> _Exercise details_
In the records that follow, find each line with the word "background" and copy it.

-.-.-

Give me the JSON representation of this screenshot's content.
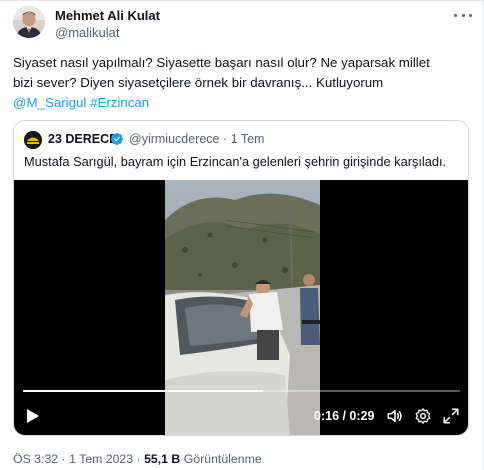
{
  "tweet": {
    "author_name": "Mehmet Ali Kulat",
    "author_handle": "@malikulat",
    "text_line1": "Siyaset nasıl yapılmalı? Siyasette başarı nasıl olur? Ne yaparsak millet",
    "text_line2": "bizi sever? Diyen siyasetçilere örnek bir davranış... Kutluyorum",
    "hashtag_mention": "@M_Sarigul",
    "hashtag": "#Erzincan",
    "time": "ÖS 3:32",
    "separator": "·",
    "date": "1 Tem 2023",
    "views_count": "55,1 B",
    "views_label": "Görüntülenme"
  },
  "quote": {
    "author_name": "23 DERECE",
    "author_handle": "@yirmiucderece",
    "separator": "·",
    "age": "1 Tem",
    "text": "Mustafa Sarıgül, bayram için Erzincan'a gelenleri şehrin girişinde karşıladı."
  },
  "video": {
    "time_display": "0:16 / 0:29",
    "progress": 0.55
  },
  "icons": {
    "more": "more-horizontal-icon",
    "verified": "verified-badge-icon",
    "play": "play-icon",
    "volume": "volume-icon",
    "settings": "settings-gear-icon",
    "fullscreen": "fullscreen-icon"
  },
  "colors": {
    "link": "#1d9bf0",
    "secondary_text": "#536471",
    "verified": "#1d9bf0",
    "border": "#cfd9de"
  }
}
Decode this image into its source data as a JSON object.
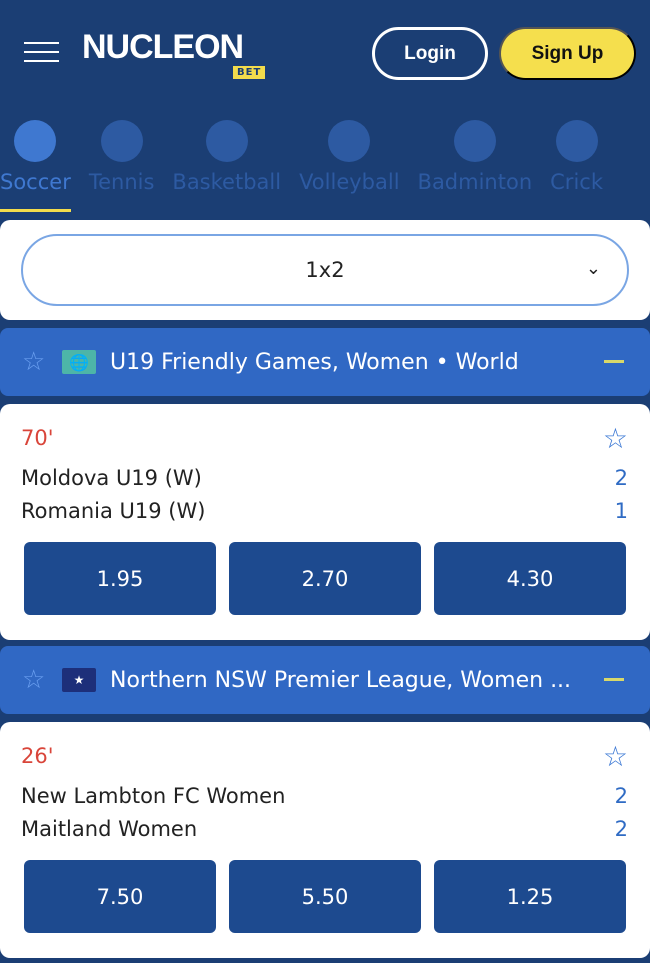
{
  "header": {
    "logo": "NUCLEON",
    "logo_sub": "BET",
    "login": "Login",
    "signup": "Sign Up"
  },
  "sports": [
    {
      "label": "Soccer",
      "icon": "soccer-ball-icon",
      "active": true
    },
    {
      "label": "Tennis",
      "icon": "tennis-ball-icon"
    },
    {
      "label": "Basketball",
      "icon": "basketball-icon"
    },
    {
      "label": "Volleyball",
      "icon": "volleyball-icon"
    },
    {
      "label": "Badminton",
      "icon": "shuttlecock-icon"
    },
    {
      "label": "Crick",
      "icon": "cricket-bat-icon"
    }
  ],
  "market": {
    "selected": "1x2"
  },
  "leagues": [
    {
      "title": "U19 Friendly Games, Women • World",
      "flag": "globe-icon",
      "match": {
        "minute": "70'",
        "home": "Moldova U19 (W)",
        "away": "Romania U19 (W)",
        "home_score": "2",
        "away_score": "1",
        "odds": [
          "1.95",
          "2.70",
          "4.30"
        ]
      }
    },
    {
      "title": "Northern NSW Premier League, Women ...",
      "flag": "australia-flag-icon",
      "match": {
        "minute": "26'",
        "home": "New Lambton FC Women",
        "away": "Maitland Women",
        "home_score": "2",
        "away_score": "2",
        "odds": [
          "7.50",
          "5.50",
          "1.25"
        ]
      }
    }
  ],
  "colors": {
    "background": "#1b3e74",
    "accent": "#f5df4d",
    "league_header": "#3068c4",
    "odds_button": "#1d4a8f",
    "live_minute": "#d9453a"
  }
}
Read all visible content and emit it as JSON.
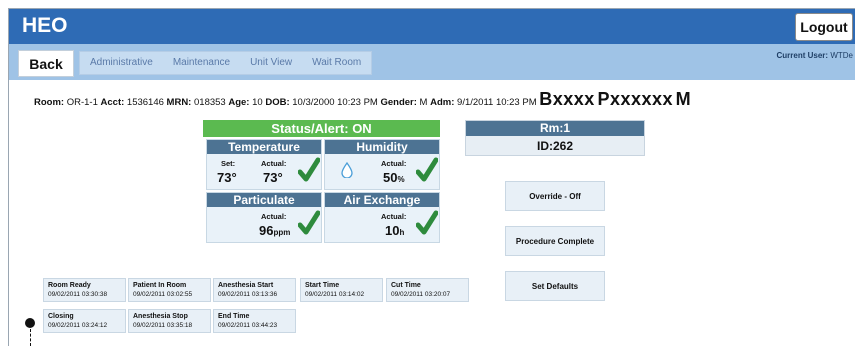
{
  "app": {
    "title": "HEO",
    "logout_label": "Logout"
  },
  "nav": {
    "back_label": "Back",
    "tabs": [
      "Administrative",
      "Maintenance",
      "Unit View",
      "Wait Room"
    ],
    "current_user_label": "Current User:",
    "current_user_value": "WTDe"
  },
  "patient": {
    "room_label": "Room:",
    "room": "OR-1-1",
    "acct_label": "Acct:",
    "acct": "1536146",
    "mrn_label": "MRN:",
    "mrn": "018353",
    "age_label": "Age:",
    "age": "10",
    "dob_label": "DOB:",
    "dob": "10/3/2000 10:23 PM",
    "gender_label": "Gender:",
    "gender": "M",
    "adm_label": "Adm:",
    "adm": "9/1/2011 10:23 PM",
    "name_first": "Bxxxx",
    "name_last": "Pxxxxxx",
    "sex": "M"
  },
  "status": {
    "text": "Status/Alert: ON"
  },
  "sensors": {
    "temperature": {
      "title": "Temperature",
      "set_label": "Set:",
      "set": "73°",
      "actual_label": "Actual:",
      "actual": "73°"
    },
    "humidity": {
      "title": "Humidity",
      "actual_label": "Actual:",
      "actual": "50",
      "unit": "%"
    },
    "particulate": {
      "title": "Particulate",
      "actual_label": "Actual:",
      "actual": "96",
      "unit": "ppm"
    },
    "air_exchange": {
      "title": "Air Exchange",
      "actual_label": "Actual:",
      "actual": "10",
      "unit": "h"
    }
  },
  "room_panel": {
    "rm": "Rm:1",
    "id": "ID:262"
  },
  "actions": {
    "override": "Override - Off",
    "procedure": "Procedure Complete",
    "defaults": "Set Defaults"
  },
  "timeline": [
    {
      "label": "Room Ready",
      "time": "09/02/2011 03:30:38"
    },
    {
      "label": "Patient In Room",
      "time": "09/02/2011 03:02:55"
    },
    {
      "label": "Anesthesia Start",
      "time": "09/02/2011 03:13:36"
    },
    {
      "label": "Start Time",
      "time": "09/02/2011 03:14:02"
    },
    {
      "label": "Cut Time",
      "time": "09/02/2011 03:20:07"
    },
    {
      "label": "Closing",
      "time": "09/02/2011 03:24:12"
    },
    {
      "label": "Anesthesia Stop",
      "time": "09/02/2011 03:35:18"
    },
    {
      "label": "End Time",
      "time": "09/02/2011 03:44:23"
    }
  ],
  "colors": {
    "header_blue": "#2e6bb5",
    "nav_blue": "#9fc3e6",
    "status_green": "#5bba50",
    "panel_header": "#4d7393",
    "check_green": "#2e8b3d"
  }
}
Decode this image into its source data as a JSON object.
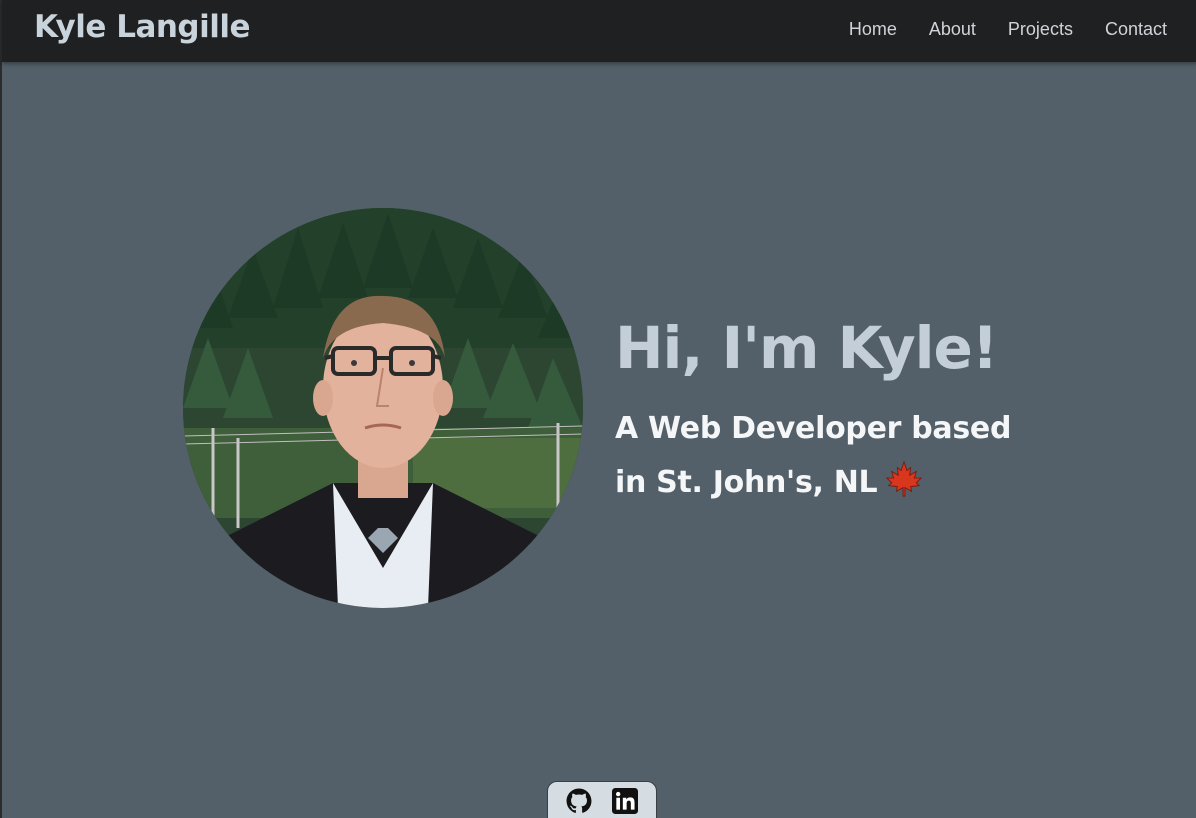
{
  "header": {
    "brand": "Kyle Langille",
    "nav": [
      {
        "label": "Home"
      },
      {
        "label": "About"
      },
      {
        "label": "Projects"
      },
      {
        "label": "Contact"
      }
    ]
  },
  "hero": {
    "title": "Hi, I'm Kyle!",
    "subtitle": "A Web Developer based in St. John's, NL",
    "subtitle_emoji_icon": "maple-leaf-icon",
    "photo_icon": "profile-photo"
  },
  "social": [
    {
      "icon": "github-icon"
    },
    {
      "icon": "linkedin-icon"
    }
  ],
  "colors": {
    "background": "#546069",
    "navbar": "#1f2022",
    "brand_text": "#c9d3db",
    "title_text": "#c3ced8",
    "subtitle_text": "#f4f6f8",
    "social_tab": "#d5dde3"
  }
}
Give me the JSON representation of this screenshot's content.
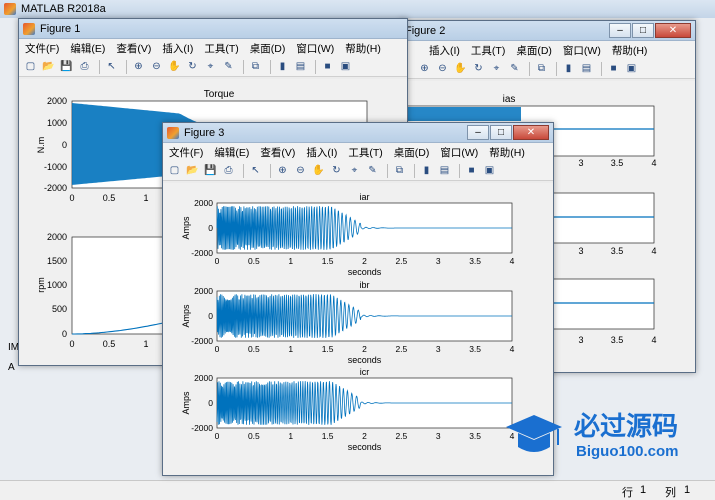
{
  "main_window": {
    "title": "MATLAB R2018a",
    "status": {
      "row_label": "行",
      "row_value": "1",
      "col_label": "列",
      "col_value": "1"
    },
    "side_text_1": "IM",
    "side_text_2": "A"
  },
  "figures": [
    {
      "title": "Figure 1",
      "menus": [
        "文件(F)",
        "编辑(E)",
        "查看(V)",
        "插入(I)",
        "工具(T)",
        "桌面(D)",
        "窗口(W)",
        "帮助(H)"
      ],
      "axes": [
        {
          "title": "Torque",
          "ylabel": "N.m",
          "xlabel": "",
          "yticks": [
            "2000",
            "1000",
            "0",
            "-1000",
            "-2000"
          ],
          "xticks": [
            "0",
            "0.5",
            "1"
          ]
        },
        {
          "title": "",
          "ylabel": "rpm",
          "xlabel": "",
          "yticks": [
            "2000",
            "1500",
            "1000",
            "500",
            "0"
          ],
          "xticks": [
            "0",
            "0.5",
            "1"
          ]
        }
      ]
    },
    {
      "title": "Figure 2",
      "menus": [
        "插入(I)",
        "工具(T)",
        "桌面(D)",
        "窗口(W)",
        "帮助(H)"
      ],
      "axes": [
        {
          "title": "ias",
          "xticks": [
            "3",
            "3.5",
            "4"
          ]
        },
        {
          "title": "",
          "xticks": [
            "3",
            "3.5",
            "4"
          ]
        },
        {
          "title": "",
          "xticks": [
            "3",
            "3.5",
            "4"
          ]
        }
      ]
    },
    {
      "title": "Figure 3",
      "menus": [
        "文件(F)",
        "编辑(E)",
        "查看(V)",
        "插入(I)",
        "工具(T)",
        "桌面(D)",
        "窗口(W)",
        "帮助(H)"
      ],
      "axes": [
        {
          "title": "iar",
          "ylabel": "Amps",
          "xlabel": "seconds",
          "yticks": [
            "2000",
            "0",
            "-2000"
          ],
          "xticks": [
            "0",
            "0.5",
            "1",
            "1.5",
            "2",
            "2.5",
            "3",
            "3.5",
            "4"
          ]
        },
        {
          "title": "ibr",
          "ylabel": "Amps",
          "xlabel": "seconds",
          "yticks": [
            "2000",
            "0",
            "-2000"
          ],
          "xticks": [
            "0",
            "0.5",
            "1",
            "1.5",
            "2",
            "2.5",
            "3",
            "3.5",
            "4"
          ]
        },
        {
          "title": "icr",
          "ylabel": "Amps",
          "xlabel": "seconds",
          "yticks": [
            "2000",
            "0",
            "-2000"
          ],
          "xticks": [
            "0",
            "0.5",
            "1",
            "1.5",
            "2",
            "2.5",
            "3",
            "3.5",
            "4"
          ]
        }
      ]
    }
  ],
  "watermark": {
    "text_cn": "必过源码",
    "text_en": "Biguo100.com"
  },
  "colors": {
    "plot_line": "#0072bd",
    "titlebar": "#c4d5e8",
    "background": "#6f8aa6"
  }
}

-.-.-

> _The completed task_
    "background": "#1b3e74",
    "background": "#546069",
    "background": "#6f8aa6"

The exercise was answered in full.